Goal of the exercise – Copy the records below exactly as they are written.

(Supplied data)

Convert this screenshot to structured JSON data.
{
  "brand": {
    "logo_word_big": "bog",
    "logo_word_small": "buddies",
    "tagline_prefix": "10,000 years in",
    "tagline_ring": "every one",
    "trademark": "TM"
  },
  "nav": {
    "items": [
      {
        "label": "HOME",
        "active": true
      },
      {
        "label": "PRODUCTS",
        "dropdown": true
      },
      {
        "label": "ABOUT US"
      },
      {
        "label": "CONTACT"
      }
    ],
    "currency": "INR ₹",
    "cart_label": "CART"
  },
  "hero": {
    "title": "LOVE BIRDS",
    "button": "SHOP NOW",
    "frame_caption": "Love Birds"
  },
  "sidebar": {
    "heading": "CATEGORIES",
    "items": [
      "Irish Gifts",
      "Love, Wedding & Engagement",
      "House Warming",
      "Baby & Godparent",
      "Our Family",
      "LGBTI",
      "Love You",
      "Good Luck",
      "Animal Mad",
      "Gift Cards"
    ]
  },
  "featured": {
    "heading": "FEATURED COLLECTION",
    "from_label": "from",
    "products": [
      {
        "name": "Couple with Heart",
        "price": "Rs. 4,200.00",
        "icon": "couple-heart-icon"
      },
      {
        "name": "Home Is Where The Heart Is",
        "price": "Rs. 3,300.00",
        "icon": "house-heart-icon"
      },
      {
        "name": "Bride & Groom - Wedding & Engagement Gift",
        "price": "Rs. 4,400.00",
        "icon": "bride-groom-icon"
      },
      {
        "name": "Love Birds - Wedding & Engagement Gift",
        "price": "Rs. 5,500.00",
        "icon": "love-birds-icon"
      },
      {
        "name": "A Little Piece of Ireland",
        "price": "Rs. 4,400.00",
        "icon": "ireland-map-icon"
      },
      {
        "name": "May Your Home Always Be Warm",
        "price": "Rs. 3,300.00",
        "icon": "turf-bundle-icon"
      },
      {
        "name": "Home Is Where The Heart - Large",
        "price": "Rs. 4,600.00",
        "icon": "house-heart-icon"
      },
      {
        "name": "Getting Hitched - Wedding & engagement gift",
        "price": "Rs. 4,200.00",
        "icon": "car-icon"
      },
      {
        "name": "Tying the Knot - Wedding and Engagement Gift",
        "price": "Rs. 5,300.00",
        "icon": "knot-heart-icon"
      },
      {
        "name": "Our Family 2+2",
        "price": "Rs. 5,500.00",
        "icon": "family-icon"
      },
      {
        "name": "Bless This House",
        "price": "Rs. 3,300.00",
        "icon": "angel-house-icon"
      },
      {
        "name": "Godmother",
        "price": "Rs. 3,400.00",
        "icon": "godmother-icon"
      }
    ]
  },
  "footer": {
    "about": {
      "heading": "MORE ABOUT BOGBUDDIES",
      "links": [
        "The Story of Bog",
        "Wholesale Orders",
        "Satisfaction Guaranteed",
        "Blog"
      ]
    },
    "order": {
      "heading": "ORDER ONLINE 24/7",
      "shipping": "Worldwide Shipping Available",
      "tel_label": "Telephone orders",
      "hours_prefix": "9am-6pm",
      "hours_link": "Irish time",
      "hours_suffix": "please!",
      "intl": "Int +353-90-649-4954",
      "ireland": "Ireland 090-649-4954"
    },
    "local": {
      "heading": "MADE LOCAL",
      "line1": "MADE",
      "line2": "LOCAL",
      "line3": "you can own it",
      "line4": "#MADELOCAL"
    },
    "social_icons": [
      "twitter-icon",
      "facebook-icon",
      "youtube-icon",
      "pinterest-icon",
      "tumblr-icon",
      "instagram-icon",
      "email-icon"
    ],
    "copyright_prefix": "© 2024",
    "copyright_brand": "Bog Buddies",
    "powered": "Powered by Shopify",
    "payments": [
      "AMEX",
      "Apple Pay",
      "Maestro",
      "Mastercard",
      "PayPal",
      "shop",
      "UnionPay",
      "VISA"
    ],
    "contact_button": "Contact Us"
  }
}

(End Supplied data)

Worked solution –
Convert this screenshot to structured JSON data.
{
  "brand": {
    "logo_word_big": "bog",
    "logo_word_small": "buddies",
    "tagline_prefix": "10,000 years in",
    "tagline_ring": "every one",
    "trademark": "TM"
  },
  "nav": {
    "items": [
      {
        "label": "HOME",
        "active": true
      },
      {
        "label": "PRODUCTS",
        "dropdown": true
      },
      {
        "label": "ABOUT US"
      },
      {
        "label": "CONTACT"
      }
    ],
    "currency": "INR ₹",
    "cart_label": "CART"
  },
  "hero": {
    "title": "LOVE BIRDS",
    "button": "SHOP NOW",
    "frame_caption": "Love Birds"
  },
  "sidebar": {
    "heading": "CATEGORIES",
    "items": [
      "Irish Gifts",
      "Love, Wedding & Engagement",
      "House Warming",
      "Baby & Godparent",
      "Our Family",
      "LGBTI",
      "Love You",
      "Good Luck",
      "Animal Mad",
      "Gift Cards"
    ]
  },
  "featured": {
    "heading": "FEATURED COLLECTION",
    "from_label": "from",
    "products": [
      {
        "name": "Couple with Heart",
        "price": "Rs. 4,200.00",
        "icon": "couple-heart-icon"
      },
      {
        "name": "Home Is Where The Heart Is",
        "price": "Rs. 3,300.00",
        "icon": "house-heart-icon"
      },
      {
        "name": "Bride & Groom - Wedding & Engagement Gift",
        "price": "Rs. 4,400.00",
        "icon": "bride-groom-icon"
      },
      {
        "name": "Love Birds - Wedding & Engagement Gift",
        "price": "Rs. 5,500.00",
        "icon": "love-birds-icon"
      },
      {
        "name": "A Little Piece of Ireland",
        "price": "Rs. 4,400.00",
        "icon": "ireland-map-icon"
      },
      {
        "name": "May Your Home Always Be Warm",
        "price": "Rs. 3,300.00",
        "icon": "turf-bundle-icon"
      },
      {
        "name": "Home Is Where The Heart - Large",
        "price": "Rs. 4,600.00",
        "icon": "house-heart-icon"
      },
      {
        "name": "Getting Hitched - Wedding & engagement gift",
        "price": "Rs. 4,200.00",
        "icon": "car-icon"
      },
      {
        "name": "Tying the Knot - Wedding and Engagement Gift",
        "price": "Rs. 5,300.00",
        "icon": "knot-heart-icon"
      },
      {
        "name": "Our Family 2+2",
        "price": "Rs. 5,500.00",
        "icon": "family-icon"
      },
      {
        "name": "Bless This House",
        "price": "Rs. 3,300.00",
        "icon": "angel-house-icon"
      },
      {
        "name": "Godmother",
        "price": "Rs. 3,400.00",
        "icon": "godmother-icon"
      }
    ]
  },
  "footer": {
    "about": {
      "heading": "MORE ABOUT BOGBUDDIES",
      "links": [
        "The Story of Bog",
        "Wholesale Orders",
        "Satisfaction Guaranteed",
        "Blog"
      ]
    },
    "order": {
      "heading": "ORDER ONLINE 24/7",
      "shipping": "Worldwide Shipping Available",
      "tel_label": "Telephone orders",
      "hours_prefix": "9am-6pm",
      "hours_link": "Irish time",
      "hours_suffix": "please!",
      "intl": "Int +353-90-649-4954",
      "ireland": "Ireland 090-649-4954"
    },
    "local": {
      "heading": "MADE LOCAL",
      "line1": "MADE",
      "line2": "LOCAL",
      "line3": "you can own it",
      "line4": "#MADELOCAL"
    },
    "social_icons": [
      "twitter-icon",
      "facebook-icon",
      "youtube-icon",
      "pinterest-icon",
      "tumblr-icon",
      "instagram-icon",
      "email-icon"
    ],
    "copyright_prefix": "© 2024",
    "copyright_brand": "Bog Buddies",
    "powered": "Powered by Shopify",
    "payments": [
      "AMEX",
      "Apple Pay",
      "Maestro",
      "Mastercard",
      "PayPal",
      "shop",
      "UnionPay",
      "VISA"
    ],
    "contact_button": "Contact Us"
  }
}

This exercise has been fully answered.